Problem details:
What you return should be every record, retyped without a single change.

++++++++

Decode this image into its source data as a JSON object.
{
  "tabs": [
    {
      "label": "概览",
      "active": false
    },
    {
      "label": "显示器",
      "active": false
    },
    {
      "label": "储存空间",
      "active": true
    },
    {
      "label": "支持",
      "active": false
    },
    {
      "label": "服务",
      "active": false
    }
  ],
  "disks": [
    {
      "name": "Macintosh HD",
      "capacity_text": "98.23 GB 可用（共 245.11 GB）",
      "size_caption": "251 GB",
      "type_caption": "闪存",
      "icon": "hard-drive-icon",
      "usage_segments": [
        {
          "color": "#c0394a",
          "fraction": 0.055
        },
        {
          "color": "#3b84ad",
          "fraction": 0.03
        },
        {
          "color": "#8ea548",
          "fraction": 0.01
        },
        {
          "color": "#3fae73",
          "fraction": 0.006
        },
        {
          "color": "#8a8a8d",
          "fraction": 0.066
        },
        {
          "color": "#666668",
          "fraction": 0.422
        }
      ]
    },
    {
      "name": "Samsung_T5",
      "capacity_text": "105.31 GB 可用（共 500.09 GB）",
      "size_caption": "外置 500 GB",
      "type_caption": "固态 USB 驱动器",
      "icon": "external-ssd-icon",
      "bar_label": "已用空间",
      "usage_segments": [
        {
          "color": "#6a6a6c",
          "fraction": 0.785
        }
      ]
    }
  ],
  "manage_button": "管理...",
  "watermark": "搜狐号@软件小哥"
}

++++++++

Exercise response:
Decode this image into its source data as a JSON object.
{
  "tabs": [
    {
      "label": "概览",
      "active": false
    },
    {
      "label": "显示器",
      "active": false
    },
    {
      "label": "储存空间",
      "active": true
    },
    {
      "label": "支持",
      "active": false
    },
    {
      "label": "服务",
      "active": false
    }
  ],
  "disks": [
    {
      "name": "Macintosh HD",
      "capacity_text": "98.23 GB 可用（共 245.11 GB）",
      "size_caption": "251 GB",
      "type_caption": "闪存",
      "icon": "hard-drive-icon",
      "usage_segments": [
        {
          "color": "#c0394a",
          "fraction": 0.055
        },
        {
          "color": "#3b84ad",
          "fraction": 0.03
        },
        {
          "color": "#8ea548",
          "fraction": 0.01
        },
        {
          "color": "#3fae73",
          "fraction": 0.006
        },
        {
          "color": "#8a8a8d",
          "fraction": 0.066
        },
        {
          "color": "#666668",
          "fraction": 0.422
        }
      ]
    },
    {
      "name": "Samsung_T5",
      "capacity_text": "105.31 GB 可用（共 500.09 GB）",
      "size_caption": "外置 500 GB",
      "type_caption": "固态 USB 驱动器",
      "icon": "external-ssd-icon",
      "bar_label": "已用空间",
      "usage_segments": [
        {
          "color": "#6a6a6c",
          "fraction": 0.785
        }
      ]
    }
  ],
  "manage_button": "管理...",
  "watermark": "搜狐号@软件小哥"
}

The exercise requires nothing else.